I have authority issues. I know this.

Mary tries to smooth things over. She’s mostly drunk on Pisco. She’s talking loudly to me in English. “He gets like this when he drinks,” she says. “But at the same time, this is a job that requires you to be able to multi-task. Geral knows this.” She gestures wildly, “I like Geraldine. She’s good people. She’s been here a long time. She knows a lot of things that happened in the past. I used to cry on her shoulder. I don’t want anyone else to come in and take her spot. I like Geraldine. I told Walter not to fire her right now. To wait at least until tomorrow to think things through.”
I stir my vegetables.

Mary breezes out. A little bit later she breezes back in. “Don’t say anything,” she says, putting her hand on my arm. “Don’t get in the middle. Don’t say anything to Geraldine about this.”
It’s good advice. I don’t like playing sides. I never have. But I’ll say it like I see it if asked. I remind myself not to talk bad about Walter to Geraldine when we talk later. They’ve worked together for a lot of years. It’s not my place to get in the middle of a work place situation. Mary is right, it’s better not to get in the middle.

When I can I retreat to my room. The drama plays out. I can hear it. Walter is loud and mean when he’s drunk. I don’t want anything to do with him right now.
Eventually all his guests leave and the house quiets down.

“Que drama!” I’d told Fiorella when she came into the kitchen where Mary and I had been talking.
“Oh this?” she asks, “This is usual. This is normal. When I first started going out with Terry and hanging out with his friends I thought, ‘Oh my god!’ But now, it’s no big thing. It’s always like this and it’s always fine in the end.”

Some people live for the drama. Me? I don’t like to live it; I just like to write about it. And I prefer it when the pain is all fictional. C’est la vie?

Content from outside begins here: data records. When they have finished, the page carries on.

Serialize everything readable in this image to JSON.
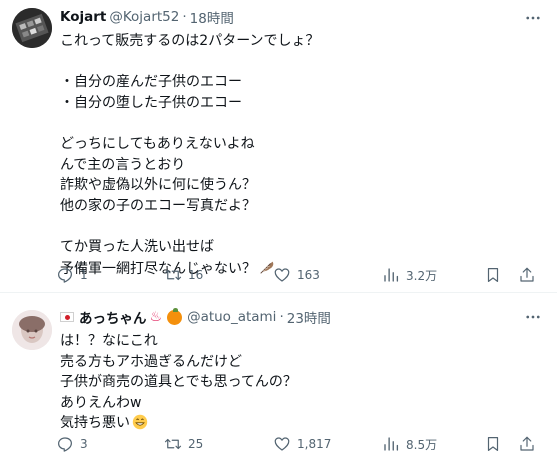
{
  "tweets": [
    {
      "name": "Kojart",
      "handle": "@Kojart52",
      "time": "18時間",
      "lines": [
        "これって販売するのは2パターンでしょ？",
        "",
        "・自分の産んだ子供のエコー",
        "・自分の堕した子供のエコー",
        "",
        "どっちにしてもありえないよね",
        "んで主の言うとおり",
        "詐欺や虚偽以外に何に使うん？",
        "他の家の子のエコー写真だよ？",
        "",
        "てか買った人洗い出せば",
        "予備軍一網打尽なんじゃない？"
      ],
      "trailing_emoji": "feather-emoji",
      "replies": "1",
      "reposts": "16",
      "likes": "163",
      "views": "3.2万"
    },
    {
      "name": "あっちゃん",
      "handle": "@atuo_atami",
      "time": "23時間",
      "name_emojis": [
        "japan-flag-emoji",
        "hot-springs-emoji",
        "tangerine-emoji"
      ],
      "lines": [
        "は！？なにこれ",
        "売る方もアホ過ぎるんだけど",
        "子供が商売の道具とでも思ってんの？",
        "ありえんわw",
        "気持ち悪い"
      ],
      "trailing_emoji": "grinning-face-emoji",
      "replies": "3",
      "reposts": "25",
      "likes": "1,817",
      "views": "8.5万"
    }
  ],
  "colors": {
    "text": "#0f1419",
    "secondary": "#536471",
    "divider": "#eff3f4"
  },
  "icons": [
    "reply-icon",
    "repost-icon",
    "like-icon",
    "views-icon",
    "bookmark-icon",
    "share-icon",
    "more-icon"
  ]
}
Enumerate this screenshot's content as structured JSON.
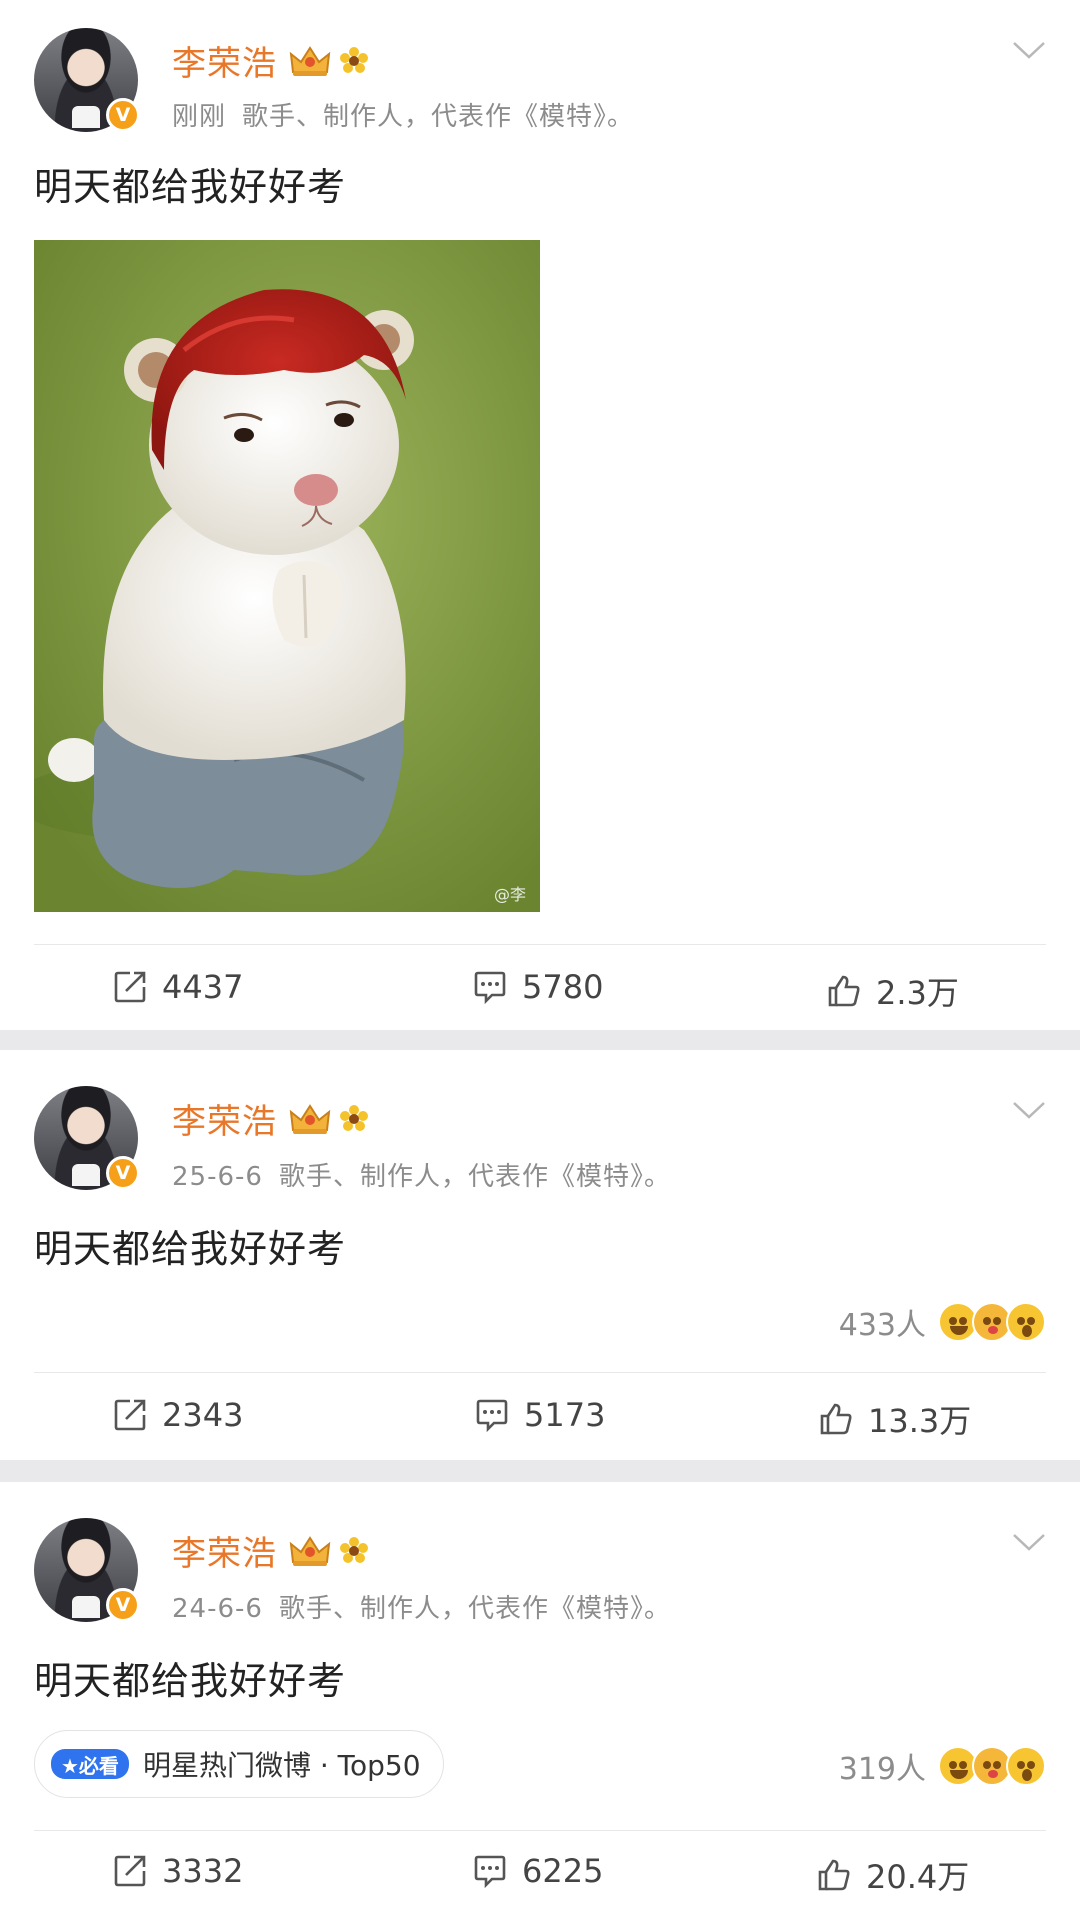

This morning, Saturday, I go out to my “office” on the front porch. Walter walks past me and puts a hand on my shoulder. “Employees have to have a tough skin to work here.” He says it as if to apologize and justify his behavior of the day before. I don’t respond.

Some people just shouldn’t drink. I think Walter is one of those people.
Geraldine has the weekends off. I’ll check in with her some other day. For now I’ll edit Walter’s memoirs and write the things that come into my own mind and post it for all the world to see. And then maybe even then, it’s a good thing for a Mean Girl to keep her Mean Thoughts to herself.

1 comment:

  1. "Anything can be interesting, I think. It just depends on how you tell it, right?"

    Love this. The whole post is brilliant.